Receiving Thai Massage invites us, from a position of calm awareness, to observe tensions, holding patterns, blocks, and let them go. We release these energy blocks, and thus our energy flow improves and our bodies are able to function and heal themselves more effectively. Our bodies feel lighter, more fluid, more robust. These tensions are not simply physical, and thus the massage can bring about emotional catharsis and reveal suppressed memories, if we are ready to allow that to happen.
What do you need to do?
If you decide to have a treatment, it will improve the effectiveness of the massage a great deal if you drink plenty of water in the few days leading up to the massage, 1 1/2 to 2 litres per day, spread throughout each day (not all at once!). Fully hydrated tissues are more open and less dense than dehydrated ones, and so the massage can be deeper without causing pain.

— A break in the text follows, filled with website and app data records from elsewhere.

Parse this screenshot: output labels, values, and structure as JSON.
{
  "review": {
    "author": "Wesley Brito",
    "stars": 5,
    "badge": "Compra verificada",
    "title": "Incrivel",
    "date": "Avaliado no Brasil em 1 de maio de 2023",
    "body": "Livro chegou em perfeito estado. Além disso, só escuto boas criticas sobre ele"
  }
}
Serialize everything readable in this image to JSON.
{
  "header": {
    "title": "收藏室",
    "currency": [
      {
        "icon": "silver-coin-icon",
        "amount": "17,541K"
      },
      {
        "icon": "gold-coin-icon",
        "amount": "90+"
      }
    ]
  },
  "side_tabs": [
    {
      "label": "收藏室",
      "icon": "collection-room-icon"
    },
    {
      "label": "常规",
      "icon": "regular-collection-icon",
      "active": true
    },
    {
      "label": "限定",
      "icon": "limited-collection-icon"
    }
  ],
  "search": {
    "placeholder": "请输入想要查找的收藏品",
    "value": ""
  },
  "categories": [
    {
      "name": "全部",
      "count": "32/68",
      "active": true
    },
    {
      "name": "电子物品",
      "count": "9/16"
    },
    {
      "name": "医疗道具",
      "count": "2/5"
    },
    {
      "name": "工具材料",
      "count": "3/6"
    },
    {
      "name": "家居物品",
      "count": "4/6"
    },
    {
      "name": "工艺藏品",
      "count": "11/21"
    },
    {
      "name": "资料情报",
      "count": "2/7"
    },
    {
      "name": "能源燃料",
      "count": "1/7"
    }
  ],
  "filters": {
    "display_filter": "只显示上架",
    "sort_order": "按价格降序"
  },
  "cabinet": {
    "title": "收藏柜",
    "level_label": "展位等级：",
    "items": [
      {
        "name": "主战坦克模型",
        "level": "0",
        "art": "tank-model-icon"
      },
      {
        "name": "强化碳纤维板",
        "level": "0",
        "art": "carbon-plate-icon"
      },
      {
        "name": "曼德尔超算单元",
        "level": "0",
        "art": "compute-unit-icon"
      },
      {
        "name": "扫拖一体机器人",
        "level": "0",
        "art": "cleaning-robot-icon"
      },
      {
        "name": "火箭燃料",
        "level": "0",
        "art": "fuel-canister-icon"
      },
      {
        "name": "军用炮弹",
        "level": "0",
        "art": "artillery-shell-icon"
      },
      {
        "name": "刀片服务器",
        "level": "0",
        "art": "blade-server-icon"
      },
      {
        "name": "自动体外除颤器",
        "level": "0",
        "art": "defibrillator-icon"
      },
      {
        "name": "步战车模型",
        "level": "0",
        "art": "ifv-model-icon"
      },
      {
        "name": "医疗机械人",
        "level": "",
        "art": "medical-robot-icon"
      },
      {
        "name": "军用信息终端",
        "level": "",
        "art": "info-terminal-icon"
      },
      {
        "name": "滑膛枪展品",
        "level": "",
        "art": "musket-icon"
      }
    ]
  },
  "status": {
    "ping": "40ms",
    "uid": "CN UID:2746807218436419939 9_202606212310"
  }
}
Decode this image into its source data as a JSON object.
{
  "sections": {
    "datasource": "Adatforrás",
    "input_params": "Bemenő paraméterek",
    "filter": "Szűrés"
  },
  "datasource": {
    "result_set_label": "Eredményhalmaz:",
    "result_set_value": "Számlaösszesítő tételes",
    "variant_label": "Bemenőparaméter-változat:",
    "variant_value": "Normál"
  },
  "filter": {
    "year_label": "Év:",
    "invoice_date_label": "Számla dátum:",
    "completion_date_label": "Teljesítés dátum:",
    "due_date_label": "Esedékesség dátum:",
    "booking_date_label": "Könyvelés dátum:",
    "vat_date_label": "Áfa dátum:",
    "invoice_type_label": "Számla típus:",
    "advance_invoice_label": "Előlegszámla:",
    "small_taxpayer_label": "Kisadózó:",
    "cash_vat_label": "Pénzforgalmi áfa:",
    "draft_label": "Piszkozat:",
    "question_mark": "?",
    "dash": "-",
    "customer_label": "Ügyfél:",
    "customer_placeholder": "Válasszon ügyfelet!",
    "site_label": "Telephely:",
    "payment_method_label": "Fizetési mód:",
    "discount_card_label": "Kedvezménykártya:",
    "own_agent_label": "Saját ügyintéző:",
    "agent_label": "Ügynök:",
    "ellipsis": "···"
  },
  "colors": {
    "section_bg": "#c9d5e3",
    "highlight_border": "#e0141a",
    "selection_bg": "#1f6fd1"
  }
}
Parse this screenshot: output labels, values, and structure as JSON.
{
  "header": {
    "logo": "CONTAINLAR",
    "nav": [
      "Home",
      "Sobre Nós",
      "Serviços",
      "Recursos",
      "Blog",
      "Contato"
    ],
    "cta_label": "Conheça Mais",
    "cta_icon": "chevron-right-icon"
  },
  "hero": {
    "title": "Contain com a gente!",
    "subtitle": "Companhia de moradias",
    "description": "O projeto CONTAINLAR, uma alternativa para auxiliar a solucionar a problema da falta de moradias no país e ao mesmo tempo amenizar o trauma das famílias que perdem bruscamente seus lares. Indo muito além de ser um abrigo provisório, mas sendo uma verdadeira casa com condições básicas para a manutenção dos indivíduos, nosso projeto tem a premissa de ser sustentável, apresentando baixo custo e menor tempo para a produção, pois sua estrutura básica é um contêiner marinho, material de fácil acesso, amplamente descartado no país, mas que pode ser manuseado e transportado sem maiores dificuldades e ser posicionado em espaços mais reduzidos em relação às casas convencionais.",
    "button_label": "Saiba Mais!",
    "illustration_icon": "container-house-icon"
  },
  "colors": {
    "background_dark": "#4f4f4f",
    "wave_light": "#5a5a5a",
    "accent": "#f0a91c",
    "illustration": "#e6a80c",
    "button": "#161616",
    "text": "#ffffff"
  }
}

Muscle tissues can, however, take up to two months to become fully hydrated, so it's better to drink a good amount of water every day in any case. It is also important to drink water in the few days after the massage as toxins are released from the tissues and need to be flushed away.
It helps to wear loose and/or flexible clothing for the massage, especially below the waist, as parts of the massage involve manipulation of the legs. Jeans are a common cause of difficulty. Nevertheless, do make sure that you will be warm enough, bearing in mind that you'll be very inactive for a long time. A warm jumper presents no impediment to the massage. It's also better to remove any hard items from hands, wrists, pockets etc. or you may feel discomfort when they are pressed into your skin.
If the massage is to be performed in a space that you have specified, you will need an appropriate area of floor space, at least large enough for a double bed. The space should be reasonably well-protected from disturbances.
It's important to be aware of any injuries or susceptibilities and discuss them before the massage. Conditions such as hypermobility, diabetes and scoliosis are relevant, as are bruises, cuts, burns, susceptibility to cramp etc. Amazingly sometimes people even forget to mention sprained joints, slipped discs and pregnancy!